In Florida, Clinton was ahead of Trump by 2.4 points, according to RealClearPolitics.com's average of polls over the past week. (All seven of them were conducted before Sunday's debate and Friday's revelations of videotape showing Trump making lewd and sexually aggressive comments about women in 2005.)
Florida has 29 electoral votes, more than any of the other states that are currently considered toss-ups. Because Clinton has a number of paths to the 270 electoral votes needed for victory, it's not certain how pivotal Florida's votes will be for her.
But Florida is essential to Trump, and it is clear that Clinton—on her sixth trip there since the general election campaign began—is treating Florida as crucial in an effort to garner a commanding victory, especially in the face of Trump's efforts to raise the specter that a rigged system could steal the election from him.
Climate change—and the stark contrast between the candidates—is seen as an issue that could work to Clinton's advantage, especially with young voters. It was not coincidental that Clinton staged her rally rolling out climate change as a wedge issue on a campus or in Florida, where environmental issues in general carry more weight.
The University of South Florida-Nielsen Sunshine State Survey shows that 13 percent of Floridians cited the environment as the state's most important issue, ranking it higher than education, healthcare, crime, or immigration. Only the economy and jobs were mentioned more frequently. Respondents also showed increasing concern over both climate change and the loss of natural lands in the state.
Clinton hasn't had a history as a climate hawk. But she has been pushed to take a stronger stance over the past year, especially over the course of her long primary fight with Vermont Sen. Bernie Sanders.
As a reminder of how hard it has been for her to walk a straight green line, the day before her climate speech, some of the thousands of her emails released by WikiLeaks showed her aides last year grappling with the public relations implications of changing her position to oppose the Keystone XL oil pipeline.
Clinton and Gore offered no hint of disagreement as they appeared on stage together. But Gore has expressed skepticism about fracking and has said that he opposed the use of natural gas as a "bridge" fuel to a renewable future. Only two nights ago, at the second presidential debate, Clinton had said she thought natural gas was necessary for the transition to cleaner energy. But Clinton drew cheers from the crowd when she said she looked forward to having Gore as an adviser when she is president.
Clinton's position on climate, however moderate, is in sharp contrast with Trump and his running mate, Indiana Gov. Mike Pence. Pence was campaigning in North Carolina on Tuesday as the state struggled with devastating flooding from the tremendous storm surge and torrential rain from Hurricane Matthew, which killed 11 in the state.

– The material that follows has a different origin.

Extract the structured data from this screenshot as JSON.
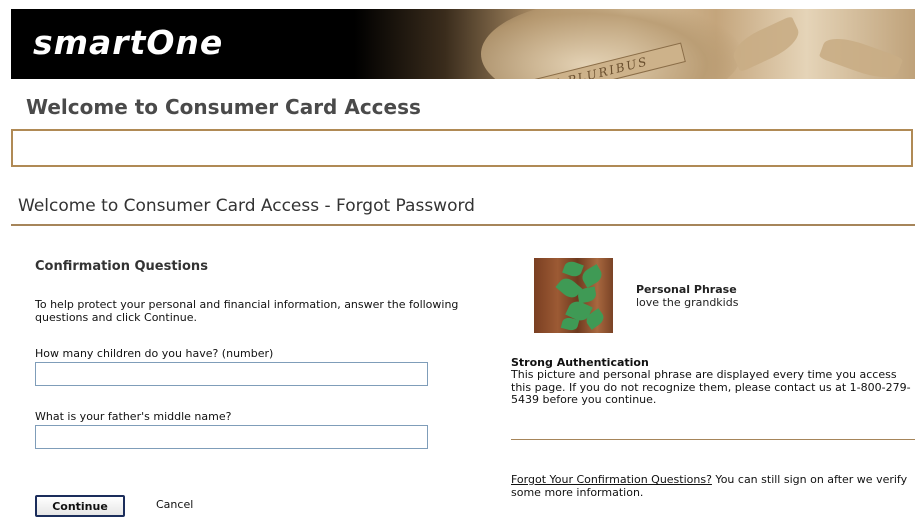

Even though Florida was spared the worst of Matthew, nine people were killed there, thousands were left without power, and the damage from the storm surge was still being calculated. Between St. Augustine and Palm Coast, a small new inlet was carved out by the powerful water pounding the coast, visible by satellite. Another worry: scientists have warned that standing water left behind could serve as breeding grounds for mosquitoes carrying the Zika virus, and could hasten its spread beyond South Florida.
Miami gets far more frequent reminders that it is in the bulls' eye of climate change impacts, including sunny day flooding and ocean water bubbling through its sewer system, as Gore and Clinton both pointed out.
"At high tide you have fish from the ocean swimming in the streets of Miami Beach and Del Ray," said Gore. In addition to Florida's woes, Gore noted other anomalies, like California's drought and record flooding this year in Louisiana, Texas, West Virginia, and Maryland.
"This is not normal," he said. "It is becoming the new normal. This is a set of conditions we have created with manmade global warming pollution."